  • Directed by Mickey Reece
  • Written by Mickey Reece, John Selvidge
  • Starring Molly Quinn, Ben Hall, Hayley McFarland, Jake Horowitz
  • Classification PG; 93 minutes
  • Opens in theatres Dec. 10 (also available on VOD platforms)

From the cult Oklahoma director Mickey Reece, the horror film Agnes is funny – both funny ha-ha (in sly ways) and funny-peculiar all around. It is set in a convent in the far corner of a diocese, where the titular nun is apparently possessed by a malicious spirit. The devil, it seems, for all its supposed powers, is prone to extravagant profanity and telekinetic parlour tricks.

Though he doesn’t believe in “medieval woo-woo,” the jaded, semi-disgraced Father Donaghue (played charismatically by Ben Hall) is called on to perform an exorcism.
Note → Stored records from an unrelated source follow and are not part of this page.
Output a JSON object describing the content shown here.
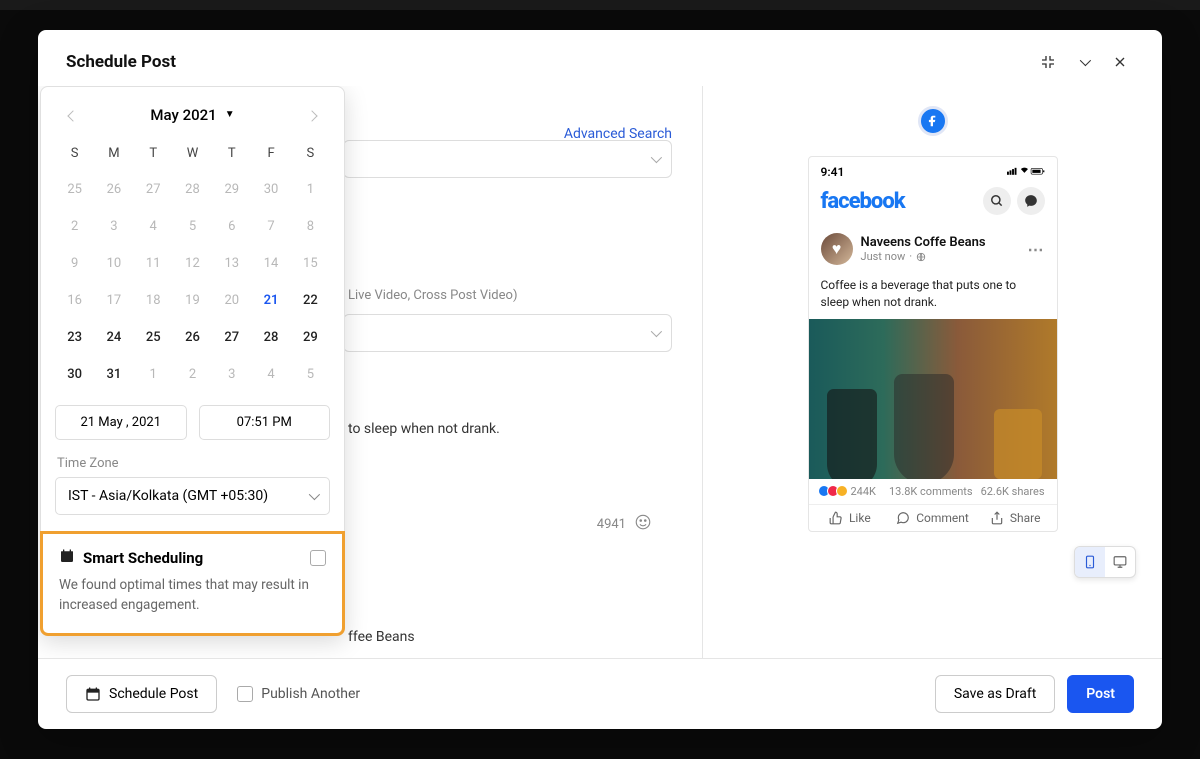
{
  "modal": {
    "title": "Schedule Post"
  },
  "header_actions": {
    "collapse_icon": "collapse",
    "expand_icon": "expand",
    "close_icon": "close"
  },
  "left": {
    "advanced_search": "Advanced Search",
    "video_hint": "Live Video, Cross Post Video)",
    "content_text": "to sleep when not drank.",
    "char_count": "4941",
    "coffee_label": "ffee Beans"
  },
  "calendar": {
    "month": "May 2021",
    "dow": [
      "S",
      "M",
      "T",
      "W",
      "T",
      "F",
      "S"
    ],
    "cells": [
      {
        "n": "25",
        "cls": ""
      },
      {
        "n": "26",
        "cls": ""
      },
      {
        "n": "27",
        "cls": ""
      },
      {
        "n": "28",
        "cls": ""
      },
      {
        "n": "29",
        "cls": ""
      },
      {
        "n": "30",
        "cls": ""
      },
      {
        "n": "1",
        "cls": ""
      },
      {
        "n": "2",
        "cls": ""
      },
      {
        "n": "3",
        "cls": ""
      },
      {
        "n": "4",
        "cls": ""
      },
      {
        "n": "5",
        "cls": ""
      },
      {
        "n": "6",
        "cls": ""
      },
      {
        "n": "7",
        "cls": ""
      },
      {
        "n": "8",
        "cls": ""
      },
      {
        "n": "9",
        "cls": ""
      },
      {
        "n": "10",
        "cls": ""
      },
      {
        "n": "11",
        "cls": ""
      },
      {
        "n": "12",
        "cls": ""
      },
      {
        "n": "13",
        "cls": ""
      },
      {
        "n": "14",
        "cls": ""
      },
      {
        "n": "15",
        "cls": ""
      },
      {
        "n": "16",
        "cls": ""
      },
      {
        "n": "17",
        "cls": ""
      },
      {
        "n": "18",
        "cls": ""
      },
      {
        "n": "19",
        "cls": ""
      },
      {
        "n": "20",
        "cls": ""
      },
      {
        "n": "21",
        "cls": "sel"
      },
      {
        "n": "22",
        "cls": "cur"
      },
      {
        "n": "23",
        "cls": "cur"
      },
      {
        "n": "24",
        "cls": "cur"
      },
      {
        "n": "25",
        "cls": "cur"
      },
      {
        "n": "26",
        "cls": "cur"
      },
      {
        "n": "27",
        "cls": "cur"
      },
      {
        "n": "28",
        "cls": "cur"
      },
      {
        "n": "29",
        "cls": "cur"
      },
      {
        "n": "30",
        "cls": "cur"
      },
      {
        "n": "31",
        "cls": "cur"
      },
      {
        "n": "1",
        "cls": ""
      },
      {
        "n": "2",
        "cls": ""
      },
      {
        "n": "3",
        "cls": ""
      },
      {
        "n": "4",
        "cls": ""
      },
      {
        "n": "5",
        "cls": ""
      }
    ],
    "date_value": "21 May , 2021",
    "time_value": "07:51 PM",
    "tz_label": "Time Zone",
    "tz_value": "IST - Asia/Kolkata (GMT +05:30)",
    "smart": {
      "title": "Smart Scheduling",
      "desc": "We found optimal times that may result in increased engagement."
    }
  },
  "preview": {
    "clock": "9:41",
    "logo": "facebook",
    "page_name": "Naveens Coffe Beans",
    "post_time": "Just now",
    "post_text": "Coffee is a beverage that puts one to sleep when not drank.",
    "reactions": "244K",
    "comments": "13.8K comments",
    "shares": "62.6K shares",
    "like": "Like",
    "comment": "Comment",
    "share": "Share"
  },
  "footer": {
    "schedule_post": "Schedule Post",
    "publish_another": "Publish Another",
    "save_draft": "Save as Draft",
    "post": "Post"
  }
}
He tells his earnest assistant to “stick to the script” – referring to the Bible.

Early on, the off-kilter Agnes seems on the verge of parody – or, God forbid, a musical. When the priest, his pious mentee and Mother Superior walk toward the room to heal the “afflicted sister,” they do so in slow motion, with all the exaggerated swagger of a hip hop video.

But for all his irreverence toward the genre (and religion), director Reece is serious about his study of characters, even if Agnes herself is the least in focus. The film is more concerned with the comely Sister Mary (Molly Quinn) and her crisis of faith. And while there’s enough face-biting to satisfy the gore aficionados, the chief reason for this occult-based oddball is its consideration of temptation, spiritual hunger, human connection and the existential pursuit of joy.
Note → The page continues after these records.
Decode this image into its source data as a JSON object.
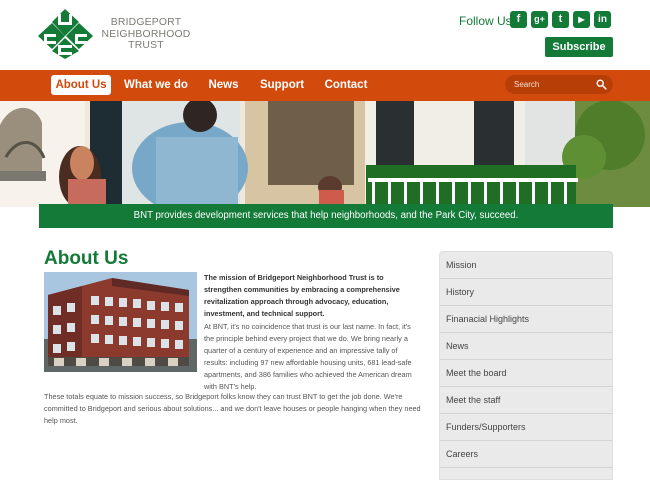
{
  "logo": {
    "text": "Bridgeport\nNeighborhood\nTrust"
  },
  "header": {
    "follow_label": "Follow Us",
    "social_icons": [
      "facebook",
      "google-plus",
      "twitter",
      "youtube",
      "linkedin"
    ],
    "subscribe_label": "Subscribe"
  },
  "nav": {
    "items": [
      {
        "label": "About Us",
        "active": true
      },
      {
        "label": "What we do",
        "active": false
      },
      {
        "label": "News",
        "active": false
      },
      {
        "label": "Support",
        "active": false
      },
      {
        "label": "Contact",
        "active": false
      }
    ],
    "search_placeholder": "Search"
  },
  "banner": {
    "text": "BNT provides development services that help neighborhoods, and the Park City, succeed."
  },
  "main": {
    "title": "About Us",
    "intro": "The mission of Bridgeport Neighborhood Trust is to strengthen communities by embracing a comprehensive revitalization approach through advocacy, education, investment, and technical support.",
    "para2": "At BNT, it's no coincidence that trust is our last name. In fact, it's the principle behind every project that we do. We bring nearly a quarter of a century of experience and an impressive tally of results: including 97 new affordable housing units, 681 lead-safe apartments, and 386 families who achieved the American dream with BNT's help.",
    "para3": "These totals equate to mission success, so Bridgeport folks know they can trust BNT to get the job done. We're committed to Bridgeport and serious about solutions... and we don't leave houses or people hanging when they need help most."
  },
  "sidebar": {
    "items": [
      "Mission",
      "History",
      "Finanacial Highlights",
      "News",
      "Meet the board",
      "Meet the staff",
      "Funders/Supporters",
      "Careers"
    ]
  },
  "colors": {
    "green": "#137a38",
    "orange": "#d34a0d",
    "dark_orange": "#b83e08",
    "gray": "#eaeaea"
  }
}
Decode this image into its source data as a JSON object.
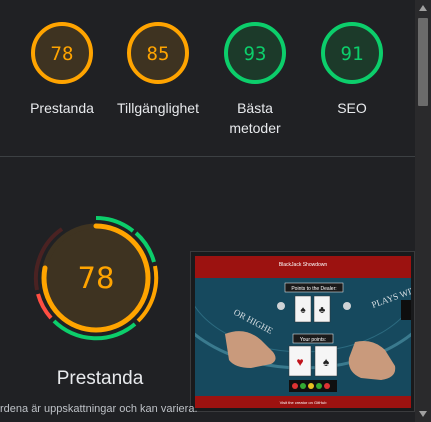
{
  "colors": {
    "average": "#ffa400",
    "pass": "#0cce6b",
    "fail": "#ff4e42",
    "average_bg": "#3e3321",
    "pass_bg": "#1c3a2a"
  },
  "scores": [
    {
      "value": "78",
      "label": "Prestanda",
      "rating": "average"
    },
    {
      "value": "85",
      "label": "Tillgänglighet",
      "rating": "average"
    },
    {
      "value": "93",
      "label": "Bästa metoder",
      "rating": "pass"
    },
    {
      "value": "91",
      "label": "SEO",
      "rating": "pass"
    }
  ],
  "performance": {
    "value": "78",
    "label": "Prestanda",
    "fraction": 0.78
  },
  "thumbnail": {
    "site_title": "BlackJack Showdown",
    "dealer_label": "Points to the Dealer:",
    "player_label": "Your points:",
    "felt_text": "PLAYS WITH",
    "felt_text_left": "OR HIGHE",
    "footer_text": "Visit the creator on GitHub"
  },
  "footnote": "rdena är uppskattningar och kan variera."
}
For all his irreverence toward the genre (and religion), director Mickey Reece is serious about his study of characters.Stephan Sutor /Courtesy of Mongrel Media

Agnes is the final piece in a loose trilogy that includes Climate of the Hunter and Strike, Dear Mistress, and Cure His Heart. Reece seems to have made a habit of women-centric psychological melodramas – this one (with nuns this time around) constantly surprises and entertains throughout.
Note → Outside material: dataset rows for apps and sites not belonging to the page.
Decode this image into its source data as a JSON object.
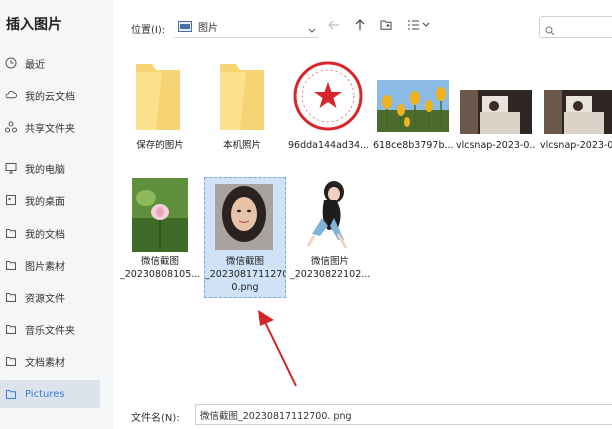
{
  "dialog": {
    "title": "插入图片"
  },
  "sidebar": {
    "items": [
      {
        "label": "最近",
        "icon": "clock-icon"
      },
      {
        "label": "我的云文档",
        "icon": "cloud-icon"
      },
      {
        "label": "共享文件夹",
        "icon": "share-icon"
      },
      {
        "label": "我的电脑",
        "icon": "monitor-icon"
      },
      {
        "label": "我的桌面",
        "icon": "desktop-icon"
      },
      {
        "label": "我的文档",
        "icon": "folder-outline-icon"
      },
      {
        "label": "图片素材",
        "icon": "folder-outline-icon"
      },
      {
        "label": "资源文件",
        "icon": "folder-outline-icon"
      },
      {
        "label": "音乐文件夹",
        "icon": "folder-outline-icon"
      },
      {
        "label": "文档素材",
        "icon": "folder-outline-icon"
      },
      {
        "label": "Pictures",
        "icon": "folder-outline-icon",
        "active": true
      }
    ]
  },
  "toolbar": {
    "location_label": "位置(I):",
    "location_value": "图片"
  },
  "files": [
    {
      "name": "保存的图片",
      "type": "folder"
    },
    {
      "name": "本机照片",
      "type": "folder"
    },
    {
      "name": "96dda144ad34...",
      "type": "image"
    },
    {
      "name": "618ce8b3797b...",
      "type": "image"
    },
    {
      "name": "vlcsnap-2023-0...",
      "type": "image"
    },
    {
      "name": "vlcsnap-2023-0...",
      "type": "image"
    },
    {
      "name_line1": "微信截图",
      "name_line2": "_20230808105...",
      "type": "image"
    },
    {
      "name_line1": "微信截图",
      "name_line2": "_20230817112700",
      "name_line3": "0.png",
      "type": "image",
      "selected": true
    },
    {
      "name_line1": "微信图片",
      "name_line2": "_20230822102...",
      "type": "image"
    }
  ],
  "bottom": {
    "filename_label": "文件名(N):",
    "filename_value": "微信截图_20230817112700. png"
  },
  "colors": {
    "accent": "#3b7ed8",
    "selection": "#cfe2f7",
    "arrow": "#d0262a"
  }
}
In the interest of consistency across all critics’ reviews, The Globe has eliminated its star-rating system in film and theatre to align with coverage of music, books, visual arts and dance. Instead, works of excellence will be noted with a critic’s pick designation across all coverage. (Television reviews, typically based on an incomplete season, are exempt.)